Exercise goal: Each line of the records has to be copied exactly, though the pictures must be left out.

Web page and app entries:
•••••

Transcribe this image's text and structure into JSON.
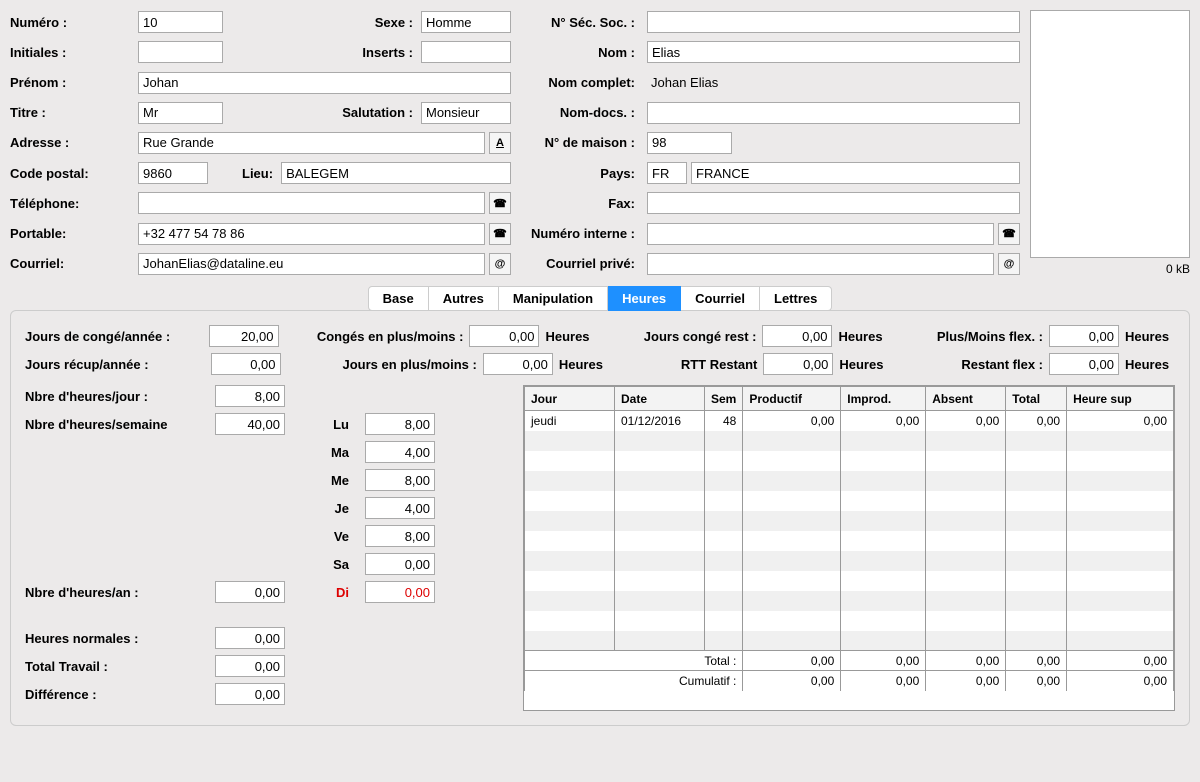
{
  "labels": {
    "numero": "Numéro :",
    "sexe": "Sexe :",
    "secsoc": "N° Séc. Soc. :",
    "initiales": "Initiales :",
    "inserts": "Inserts :",
    "nom": "Nom :",
    "prenom": "Prénom :",
    "nomcomplet": "Nom complet:",
    "titre": "Titre :",
    "salutation": "Salutation :",
    "nomdocs": "Nom-docs. :",
    "adresse": "Adresse :",
    "nmaison": "N° de maison :",
    "codepostal": "Code postal:",
    "lieu": "Lieu:",
    "pays": "Pays:",
    "telephone": "Téléphone:",
    "fax": "Fax:",
    "portable": "Portable:",
    "numinterne": "Numéro interne :",
    "courriel": "Courriel:",
    "courrielprive": "Courriel privé:",
    "kb": "0 kB"
  },
  "fields": {
    "numero": "10",
    "sexe": "Homme",
    "secsoc": "",
    "initiales": "",
    "inserts": "",
    "nom": "Elias",
    "prenom": "Johan",
    "nomcomplet": "Johan Elias",
    "titre": "Mr",
    "salutation": "Monsieur",
    "nomdocs": "",
    "adresse": "Rue Grande",
    "nmaison": "98",
    "codepostal": "9860",
    "lieu": "BALEGEM",
    "payscode": "FR",
    "paysnom": "FRANCE",
    "telephone": "",
    "fax": "",
    "portable": "+32 477 54 78 86",
    "numinterne": "",
    "courriel": "JohanElias@dataline.eu",
    "courrielprive": ""
  },
  "icons": {
    "address": "A",
    "phone": "☎",
    "email": "@"
  },
  "tabs": [
    "Base",
    "Autres",
    "Manipulation",
    "Heures",
    "Courriel",
    "Lettres"
  ],
  "activeTab": "Heures",
  "heures": {
    "row1": {
      "conge_an_lbl": "Jours de congé/année :",
      "conge_an": "20,00",
      "conge_pm_lbl": "Congés en plus/moins :",
      "conge_pm": "0,00",
      "u1": "Heures",
      "conge_rest_lbl": "Jours congé rest :",
      "conge_rest": "0,00",
      "u2": "Heures",
      "flex_pm_lbl": "Plus/Moins flex. :",
      "flex_pm": "0,00",
      "u3": "Heures"
    },
    "row2": {
      "recup_an_lbl": "Jours récup/année :",
      "recup_an": "0,00",
      "jours_pm_lbl": "Jours en plus/moins :",
      "jours_pm": "0,00",
      "u1": "Heures",
      "rtt_lbl": "RTT Restant",
      "rtt": "0,00",
      "u2": "Heures",
      "flex_rest_lbl": "Restant flex :",
      "flex_rest": "0,00",
      "u3": "Heures"
    },
    "left": {
      "hjour_lbl": "Nbre d'heures/jour :",
      "hjour": "8,00",
      "hsem_lbl": "Nbre d'heures/semaine",
      "hsem": "40,00",
      "han_lbl": "Nbre d'heures/an :",
      "han": "0,00",
      "norm_lbl": "Heures normales :",
      "norm": "0,00",
      "tot_lbl": "Total Travail :",
      "tot": "0,00",
      "diff_lbl": "Différence :",
      "diff": "0,00"
    },
    "days": [
      {
        "lbl": "Lu",
        "val": "8,00"
      },
      {
        "lbl": "Ma",
        "val": "4,00"
      },
      {
        "lbl": "Me",
        "val": "8,00"
      },
      {
        "lbl": "Je",
        "val": "4,00"
      },
      {
        "lbl": "Ve",
        "val": "8,00"
      },
      {
        "lbl": "Sa",
        "val": "0,00"
      },
      {
        "lbl": "Di",
        "val": "0,00"
      }
    ]
  },
  "table": {
    "headers": [
      "Jour",
      "Date",
      "Sem",
      "Productif",
      "Improd.",
      "Absent",
      "Total",
      "Heure sup"
    ],
    "row": {
      "jour": "jeudi",
      "date": "01/12/2016",
      "sem": "48",
      "productif": "0,00",
      "improd": "0,00",
      "absent": "0,00",
      "total": "0,00",
      "sup": "0,00"
    },
    "footer": {
      "total_lbl": "Total :",
      "cumul_lbl": "Cumulatif :",
      "productif": "0,00",
      "improd": "0,00",
      "absent": "0,00",
      "total": "0,00",
      "sup": "0,00",
      "c_productif": "0,00",
      "c_improd": "0,00",
      "c_absent": "0,00",
      "c_total": "0,00",
      "c_sup": "0,00"
    }
  }
}
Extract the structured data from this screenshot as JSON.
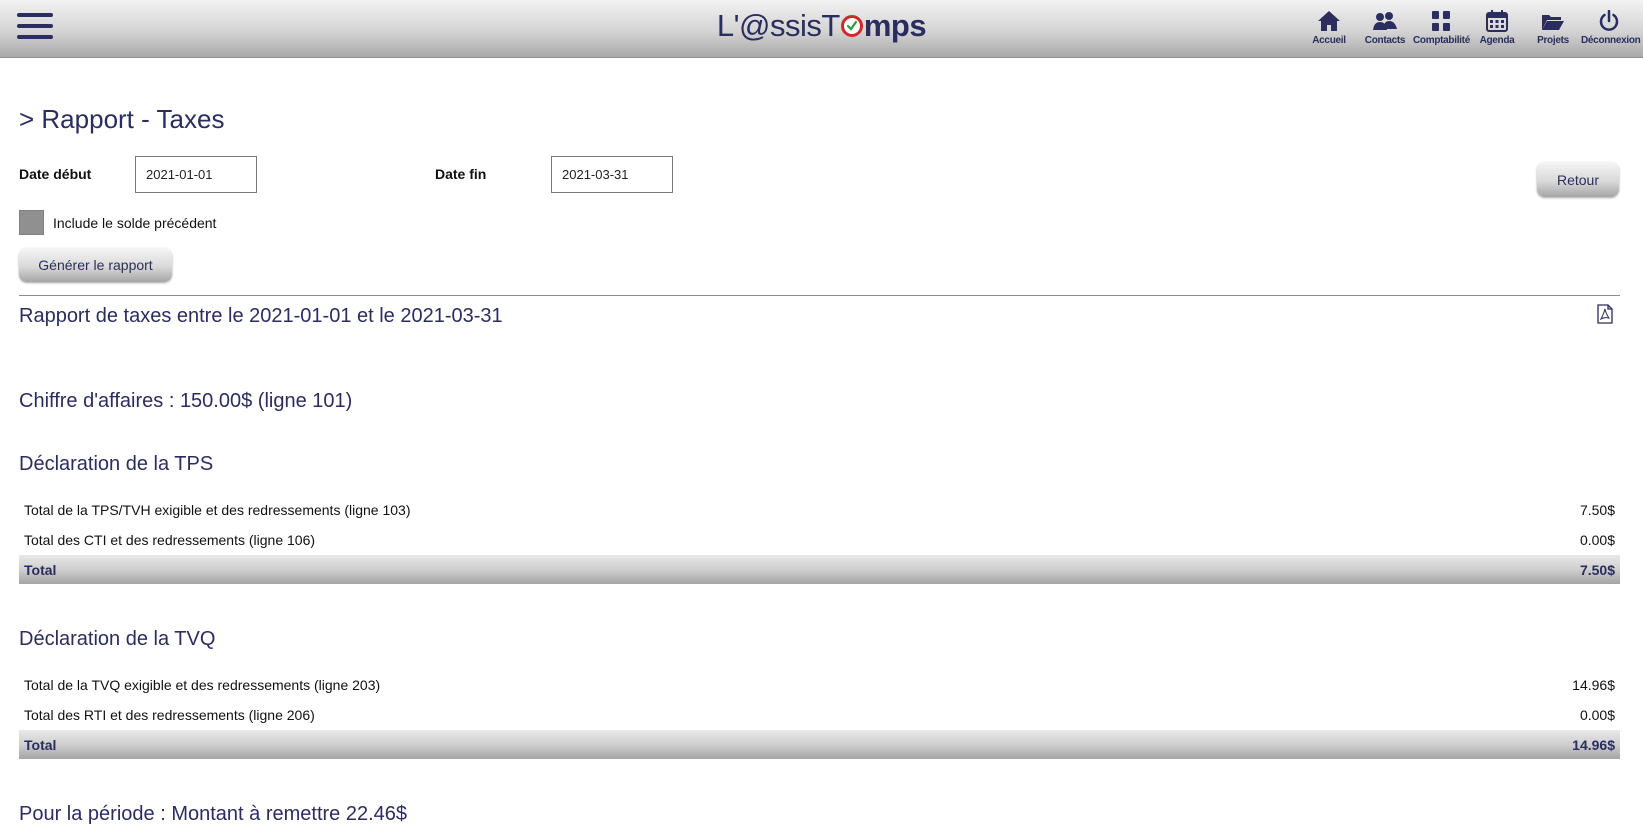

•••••

Exercise answer:
Transcribe this image's text and structure into JSON.
{
  "labels": {
    "numero": "Numéro :",
    "sexe": "Sexe :",
    "secsoc": "N° Séc. Soc. :",
    "initiales": "Initiales :",
    "inserts": "Inserts :",
    "nom": "Nom :",
    "prenom": "Prénom :",
    "nomcomplet": "Nom complet:",
    "titre": "Titre :",
    "salutation": "Salutation :",
    "nomdocs": "Nom-docs. :",
    "adresse": "Adresse :",
    "nmaison": "N° de maison :",
    "codepostal": "Code postal:",
    "lieu": "Lieu:",
    "pays": "Pays:",
    "telephone": "Téléphone:",
    "fax": "Fax:",
    "portable": "Portable:",
    "numinterne": "Numéro interne :",
    "courriel": "Courriel:",
    "courrielprive": "Courriel privé:",
    "kb": "0 kB"
  },
  "fields": {
    "numero": "10",
    "sexe": "Homme",
    "secsoc": "",
    "initiales": "",
    "inserts": "",
    "nom": "Elias",
    "prenom": "Johan",
    "nomcomplet": "Johan Elias",
    "titre": "Mr",
    "salutation": "Monsieur",
    "nomdocs": "",
    "adresse": "Rue Grande",
    "nmaison": "98",
    "codepostal": "9860",
    "lieu": "BALEGEM",
    "payscode": "FR",
    "paysnom": "FRANCE",
    "telephone": "",
    "fax": "",
    "portable": "+32 477 54 78 86",
    "numinterne": "",
    "courriel": "JohanElias@dataline.eu",
    "courrielprive": ""
  },
  "icons": {
    "address": "A",
    "phone": "☎",
    "email": "@"
  },
  "tabs": [
    "Base",
    "Autres",
    "Manipulation",
    "Heures",
    "Courriel",
    "Lettres"
  ],
  "activeTab": "Heures",
  "heures": {
    "row1": {
      "conge_an_lbl": "Jours de congé/année :",
      "conge_an": "20,00",
      "conge_pm_lbl": "Congés en plus/moins :",
      "conge_pm": "0,00",
      "u1": "Heures",
      "conge_rest_lbl": "Jours congé rest :",
      "conge_rest": "0,00",
      "u2": "Heures",
      "flex_pm_lbl": "Plus/Moins flex. :",
      "flex_pm": "0,00",
      "u3": "Heures"
    },
    "row2": {
      "recup_an_lbl": "Jours récup/année :",
      "recup_an": "0,00",
      "jours_pm_lbl": "Jours en plus/moins :",
      "jours_pm": "0,00",
      "u1": "Heures",
      "rtt_lbl": "RTT Restant",
      "rtt": "0,00",
      "u2": "Heures",
      "flex_rest_lbl": "Restant flex :",
      "flex_rest": "0,00",
      "u3": "Heures"
    },
    "left": {
      "hjour_lbl": "Nbre d'heures/jour :",
      "hjour": "8,00",
      "hsem_lbl": "Nbre d'heures/semaine",
      "hsem": "40,00",
      "han_lbl": "Nbre d'heures/an :",
      "han": "0,00",
      "norm_lbl": "Heures normales :",
      "norm": "0,00",
      "tot_lbl": "Total Travail :",
      "tot": "0,00",
      "diff_lbl": "Différence :",
      "diff": "0,00"
    },
    "days": [
      {
        "lbl": "Lu",
        "val": "8,00"
      },
      {
        "lbl": "Ma",
        "val": "4,00"
      },
      {
        "lbl": "Me",
        "val": "8,00"
      },
      {
        "lbl": "Je",
        "val": "4,00"
      },
      {
        "lbl": "Ve",
        "val": "8,00"
      },
      {
        "lbl": "Sa",
        "val": "0,00"
      },
      {
        "lbl": "Di",
        "val": "0,00"
      }
    ]
  },
  "table": {
    "headers": [
      "Jour",
      "Date",
      "Sem",
      "Productif",
      "Improd.",
      "Absent",
      "Total",
      "Heure sup"
    ],
    "row": {
      "jour": "jeudi",
      "date": "01/12/2016",
      "sem": "48",
      "productif": "0,00",
      "improd": "0,00",
      "absent": "0,00",
      "total": "0,00",
      "sup": "0,00"
    },
    "footer": {
      "total_lbl": "Total :",
      "cumul_lbl": "Cumulatif :",
      "productif": "0,00",
      "improd": "0,00",
      "absent": "0,00",
      "total": "0,00",
      "sup": "0,00",
      "c_productif": "0,00",
      "c_improd": "0,00",
      "c_absent": "0,00",
      "c_total": "0,00",
      "c_sup": "0,00"
    }
  }
}
Extract the structured data from this screenshot as JSON.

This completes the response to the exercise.